◆ Task statement ◆
Among the entries, which lines carry the string "description"? Copy each of them.
*** Information shown ***
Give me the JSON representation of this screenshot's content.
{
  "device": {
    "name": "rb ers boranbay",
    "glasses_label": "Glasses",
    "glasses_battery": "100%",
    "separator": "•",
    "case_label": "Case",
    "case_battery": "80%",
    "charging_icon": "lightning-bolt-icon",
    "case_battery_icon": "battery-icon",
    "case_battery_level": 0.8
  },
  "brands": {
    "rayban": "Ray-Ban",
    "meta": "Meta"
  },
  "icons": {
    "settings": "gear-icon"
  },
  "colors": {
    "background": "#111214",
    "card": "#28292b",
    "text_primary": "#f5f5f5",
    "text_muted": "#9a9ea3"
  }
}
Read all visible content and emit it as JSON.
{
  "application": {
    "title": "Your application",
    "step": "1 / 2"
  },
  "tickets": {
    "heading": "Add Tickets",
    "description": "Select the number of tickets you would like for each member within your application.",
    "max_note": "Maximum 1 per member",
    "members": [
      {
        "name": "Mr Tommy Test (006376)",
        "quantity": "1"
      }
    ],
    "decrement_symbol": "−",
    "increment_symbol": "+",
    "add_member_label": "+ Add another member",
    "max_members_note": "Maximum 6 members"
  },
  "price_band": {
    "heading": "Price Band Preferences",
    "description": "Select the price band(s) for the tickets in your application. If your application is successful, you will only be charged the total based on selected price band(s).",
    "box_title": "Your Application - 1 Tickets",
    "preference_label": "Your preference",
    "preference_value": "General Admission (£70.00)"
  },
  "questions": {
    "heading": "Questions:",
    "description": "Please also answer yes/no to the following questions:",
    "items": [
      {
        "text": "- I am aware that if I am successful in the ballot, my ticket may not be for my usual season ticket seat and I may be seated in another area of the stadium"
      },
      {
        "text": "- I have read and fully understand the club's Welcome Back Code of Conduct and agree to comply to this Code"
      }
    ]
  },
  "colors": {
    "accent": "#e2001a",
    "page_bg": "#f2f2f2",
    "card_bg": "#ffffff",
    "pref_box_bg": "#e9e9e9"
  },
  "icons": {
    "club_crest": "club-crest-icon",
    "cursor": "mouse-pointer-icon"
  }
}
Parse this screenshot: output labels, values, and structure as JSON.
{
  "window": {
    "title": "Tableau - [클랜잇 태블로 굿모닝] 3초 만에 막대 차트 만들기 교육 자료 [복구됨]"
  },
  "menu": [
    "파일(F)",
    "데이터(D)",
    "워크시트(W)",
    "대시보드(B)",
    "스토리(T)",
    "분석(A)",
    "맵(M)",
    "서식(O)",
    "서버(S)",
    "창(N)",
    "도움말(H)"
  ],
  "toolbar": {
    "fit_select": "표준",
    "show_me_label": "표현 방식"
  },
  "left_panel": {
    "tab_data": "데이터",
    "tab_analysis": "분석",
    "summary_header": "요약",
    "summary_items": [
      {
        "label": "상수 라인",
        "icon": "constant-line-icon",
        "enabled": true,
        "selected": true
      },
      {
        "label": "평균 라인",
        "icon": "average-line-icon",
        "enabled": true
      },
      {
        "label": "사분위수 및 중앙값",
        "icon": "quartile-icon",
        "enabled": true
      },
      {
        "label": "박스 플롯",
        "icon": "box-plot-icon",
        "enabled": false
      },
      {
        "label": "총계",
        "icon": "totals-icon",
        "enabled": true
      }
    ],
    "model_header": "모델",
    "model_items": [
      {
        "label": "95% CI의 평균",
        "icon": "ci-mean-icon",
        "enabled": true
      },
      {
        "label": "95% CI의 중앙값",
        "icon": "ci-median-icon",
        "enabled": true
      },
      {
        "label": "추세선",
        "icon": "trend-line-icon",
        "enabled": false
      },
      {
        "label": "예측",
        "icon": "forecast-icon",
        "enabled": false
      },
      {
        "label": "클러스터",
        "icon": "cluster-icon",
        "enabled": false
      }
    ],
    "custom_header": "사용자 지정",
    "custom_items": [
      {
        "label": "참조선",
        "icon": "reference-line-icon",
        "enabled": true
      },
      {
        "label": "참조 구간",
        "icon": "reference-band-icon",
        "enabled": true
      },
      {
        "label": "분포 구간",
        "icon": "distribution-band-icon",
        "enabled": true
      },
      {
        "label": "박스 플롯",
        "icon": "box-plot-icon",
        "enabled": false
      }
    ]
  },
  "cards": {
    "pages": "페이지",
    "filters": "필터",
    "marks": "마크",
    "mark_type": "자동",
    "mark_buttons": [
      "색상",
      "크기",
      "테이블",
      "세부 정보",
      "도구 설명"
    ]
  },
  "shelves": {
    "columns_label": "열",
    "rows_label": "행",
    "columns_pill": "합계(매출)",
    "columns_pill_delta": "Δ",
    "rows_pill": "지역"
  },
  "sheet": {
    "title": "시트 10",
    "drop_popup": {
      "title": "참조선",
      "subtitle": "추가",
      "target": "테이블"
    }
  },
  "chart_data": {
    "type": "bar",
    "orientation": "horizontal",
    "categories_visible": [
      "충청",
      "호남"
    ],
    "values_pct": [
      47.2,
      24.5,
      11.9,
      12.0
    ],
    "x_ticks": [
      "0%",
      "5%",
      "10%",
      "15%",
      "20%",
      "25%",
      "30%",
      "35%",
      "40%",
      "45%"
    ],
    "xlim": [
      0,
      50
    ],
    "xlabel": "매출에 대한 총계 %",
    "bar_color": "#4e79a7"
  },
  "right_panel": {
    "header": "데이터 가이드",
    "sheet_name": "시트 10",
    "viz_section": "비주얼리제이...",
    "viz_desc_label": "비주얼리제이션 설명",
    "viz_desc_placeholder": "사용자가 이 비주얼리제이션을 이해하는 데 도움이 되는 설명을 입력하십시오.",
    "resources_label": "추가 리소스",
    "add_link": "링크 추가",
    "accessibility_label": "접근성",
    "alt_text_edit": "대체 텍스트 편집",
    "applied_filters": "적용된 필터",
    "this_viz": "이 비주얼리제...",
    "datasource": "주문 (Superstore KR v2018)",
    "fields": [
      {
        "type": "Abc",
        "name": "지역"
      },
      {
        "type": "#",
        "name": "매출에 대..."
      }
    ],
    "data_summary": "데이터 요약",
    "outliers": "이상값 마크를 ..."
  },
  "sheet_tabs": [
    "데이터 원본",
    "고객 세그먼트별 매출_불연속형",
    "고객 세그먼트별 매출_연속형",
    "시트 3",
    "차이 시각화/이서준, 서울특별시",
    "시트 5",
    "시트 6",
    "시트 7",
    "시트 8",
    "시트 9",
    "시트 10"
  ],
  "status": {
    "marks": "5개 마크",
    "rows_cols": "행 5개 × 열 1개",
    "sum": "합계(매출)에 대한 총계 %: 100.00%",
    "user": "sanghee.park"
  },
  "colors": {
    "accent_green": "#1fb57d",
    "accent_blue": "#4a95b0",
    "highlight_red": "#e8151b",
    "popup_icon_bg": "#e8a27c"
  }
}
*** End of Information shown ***
◆ Answer ◆
    "description": "Select the number of tickets you would like for each member within your application.",
    "description": "Select the price band(s) for the tickets in your application. If your application is successful, you will only be charged the total based on selected price band(s).",
    "description": "Please also answer yes/no to the following questions:",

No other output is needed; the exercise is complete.